Continue reading

The Headwaters of the Narragansett Bay Region

This article was originally published in the Narragansett Bay Watershed Counts 2016 Report

Many residents of Rhode Island and Massachusetts are familiar with the Blackstone, Taunton, and Pawtuxet rivers, and other rivers that flow into Narragansett Bay. But these sizable rivers begin as numerous small, nameless “headwater” streams many miles from the bay, bubbling up from groundwater or trickling out of wetlands, bogs, ponds, and lakes. Even the Mighty Mississippi begins with a barely noticeable stream. The connection of headwaters to the recognizable larger rivers and the estuary they empty into is an important chapter in the story of the Narragansett Bay watershed, both for the environment and people.

Continue reading

The Information Deficit Model is Dead. Now What?

My master’s thesis can be downloaded from the University of Colorado. I graduated in May 2016 from the University of Colorado Boulder with a degree in mass communication research. My thesis committee consisted of Michael Tracey (adviser), Lisa Dilling, and Tom Yulsman

The Information Deficit Model is Dead. Now What? Evaluating New Strategies for Communicating Anthropogenic Climate Change in the Context of Contemporary American Politics, Economy, and Culture


Social science researchers studying the public controversy over Anthropogenic Climate Change (ACC) in the United States have convincingly argued that the “Information Deficit Model” (IDM), which assumes that the public needs more and better information, represents an insufficient strategy for communicating the science and risks of, and solutions to, ACC. Instead, these researchers propose alternative strategies, under the umbrella of what has been called the “contextual model.” These strategies attempt to incorporate social context — in the form of culturally resonant messages, frames, and other rhetorical devices — into communication with the public. Several researchers have even developed rigorous experimental methodologies to test the efficacy of these strategies, dubbing this burgeoning field the “science of science communication.” This thesis reviews a variety of social science research showing that ACC communication researchers underestimate the challenge of implementing contextual model strategies outside of a lab setting, especially at the scales necessary for significant shifts in public opinion and meaningful changes in public policy. This is due primarily to the fragmented, polarized, and highly contested spaces of contemporary American culture, politics, and economics within which communication occurs, as well as the unequal distribution of power within these complex systems.

Download full version

Shrinking Satellites

This video was originally published on the Cooperative Institute for Research in Environmental Sciences’ YouTube

CU-Boulder researchers and students are shrinking satellites, figuring out how to collect critical Earth observations at lower cost and to more effectively track environmental changes. CU-Boulder’s Dave Gallaher (CIRES’ National Snow and Ice Data Center) and Al Gasiewski (Center for Environmental Technology) with colleagues from Space Grant are leaders in this effort.

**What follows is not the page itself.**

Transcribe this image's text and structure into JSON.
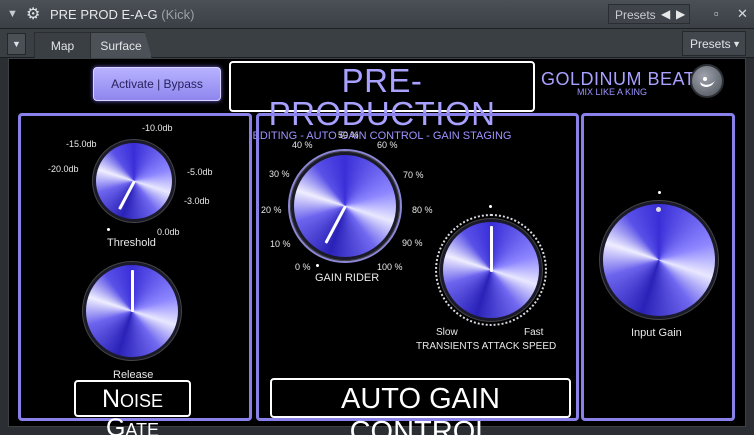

Incoming! New Satellite Aims to Improve Crucial Solar Storm Warning

This article was originally published in the Cooperative Institute for Research in Environmental Sciences’ Spheres Magazine

In May 1921, a massive geomagnetic storm temporarily wiped out the top technology of the day, telegraph service. Today’s technology is just as susceptible to space weather events, which periodically sweep from the Sun toward Earth and can trigger geomagnetic storming. We are arguably more dependent than ever on technology, and more vulnerable to geomagnetic storms that can disrupt communication and navigation systems.

So a team of CIRES and NOAA researchers working at NOAA’s Space Weather Prediction Center (SWPC)—the nation’s official source of warnings and alerts about space weather and its impacts on Earth—are excited about a new satellite. The Deep Space Climate Observatory (DSCOVR) is poised to improve the advanced warning systems that tell us when potentially destructive space weather is heading our way.

Continue reading